%%
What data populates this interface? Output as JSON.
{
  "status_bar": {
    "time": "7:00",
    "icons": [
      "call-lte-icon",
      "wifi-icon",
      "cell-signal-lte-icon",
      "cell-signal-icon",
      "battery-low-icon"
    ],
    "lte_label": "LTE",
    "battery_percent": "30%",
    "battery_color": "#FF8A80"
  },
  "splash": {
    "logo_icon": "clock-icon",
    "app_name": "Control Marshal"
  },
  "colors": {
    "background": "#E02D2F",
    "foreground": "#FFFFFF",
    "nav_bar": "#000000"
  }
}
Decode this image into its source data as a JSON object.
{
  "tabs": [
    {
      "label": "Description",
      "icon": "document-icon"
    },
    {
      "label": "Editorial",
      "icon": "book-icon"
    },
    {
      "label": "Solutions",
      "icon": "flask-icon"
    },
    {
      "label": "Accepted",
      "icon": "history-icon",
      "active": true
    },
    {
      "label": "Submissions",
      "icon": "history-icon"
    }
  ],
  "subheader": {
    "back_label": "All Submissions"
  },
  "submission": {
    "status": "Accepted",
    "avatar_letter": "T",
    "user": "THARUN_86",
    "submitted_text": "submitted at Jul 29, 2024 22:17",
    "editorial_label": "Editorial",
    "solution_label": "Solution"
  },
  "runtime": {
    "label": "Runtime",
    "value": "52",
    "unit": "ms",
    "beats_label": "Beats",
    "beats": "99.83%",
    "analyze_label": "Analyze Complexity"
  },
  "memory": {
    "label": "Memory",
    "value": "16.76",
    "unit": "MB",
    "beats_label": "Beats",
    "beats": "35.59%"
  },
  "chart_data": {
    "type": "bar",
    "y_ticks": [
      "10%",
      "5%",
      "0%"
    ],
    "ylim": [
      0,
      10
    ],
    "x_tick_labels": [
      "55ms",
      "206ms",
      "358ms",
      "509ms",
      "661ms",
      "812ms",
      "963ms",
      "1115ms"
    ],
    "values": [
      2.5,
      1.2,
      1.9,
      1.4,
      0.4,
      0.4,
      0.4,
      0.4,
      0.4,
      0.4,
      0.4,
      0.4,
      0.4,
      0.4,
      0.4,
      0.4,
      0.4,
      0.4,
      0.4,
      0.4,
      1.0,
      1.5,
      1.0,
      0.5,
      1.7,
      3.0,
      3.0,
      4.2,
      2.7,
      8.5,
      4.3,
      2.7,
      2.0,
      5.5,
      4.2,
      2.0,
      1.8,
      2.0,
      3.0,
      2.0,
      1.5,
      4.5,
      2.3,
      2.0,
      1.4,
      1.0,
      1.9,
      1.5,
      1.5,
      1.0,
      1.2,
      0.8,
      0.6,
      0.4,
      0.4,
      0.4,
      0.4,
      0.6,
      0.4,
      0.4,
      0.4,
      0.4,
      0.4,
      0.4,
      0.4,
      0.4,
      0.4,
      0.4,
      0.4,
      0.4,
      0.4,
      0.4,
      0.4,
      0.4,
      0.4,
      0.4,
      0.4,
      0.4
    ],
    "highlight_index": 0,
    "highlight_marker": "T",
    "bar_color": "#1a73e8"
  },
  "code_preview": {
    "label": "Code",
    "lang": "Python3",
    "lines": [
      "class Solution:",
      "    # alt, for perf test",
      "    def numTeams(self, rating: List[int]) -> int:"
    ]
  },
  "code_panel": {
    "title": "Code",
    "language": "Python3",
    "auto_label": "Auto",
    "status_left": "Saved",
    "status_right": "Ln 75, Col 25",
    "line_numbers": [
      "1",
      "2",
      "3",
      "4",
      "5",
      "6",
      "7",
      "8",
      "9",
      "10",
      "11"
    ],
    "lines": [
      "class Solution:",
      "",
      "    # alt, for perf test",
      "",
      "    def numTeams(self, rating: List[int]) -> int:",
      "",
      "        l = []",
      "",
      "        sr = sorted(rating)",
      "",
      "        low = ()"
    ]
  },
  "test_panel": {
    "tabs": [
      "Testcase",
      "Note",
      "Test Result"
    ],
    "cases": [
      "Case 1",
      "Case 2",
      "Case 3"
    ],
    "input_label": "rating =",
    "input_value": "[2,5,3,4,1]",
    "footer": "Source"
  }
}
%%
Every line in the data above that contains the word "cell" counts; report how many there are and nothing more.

• EXERCISE SOLUTION:
2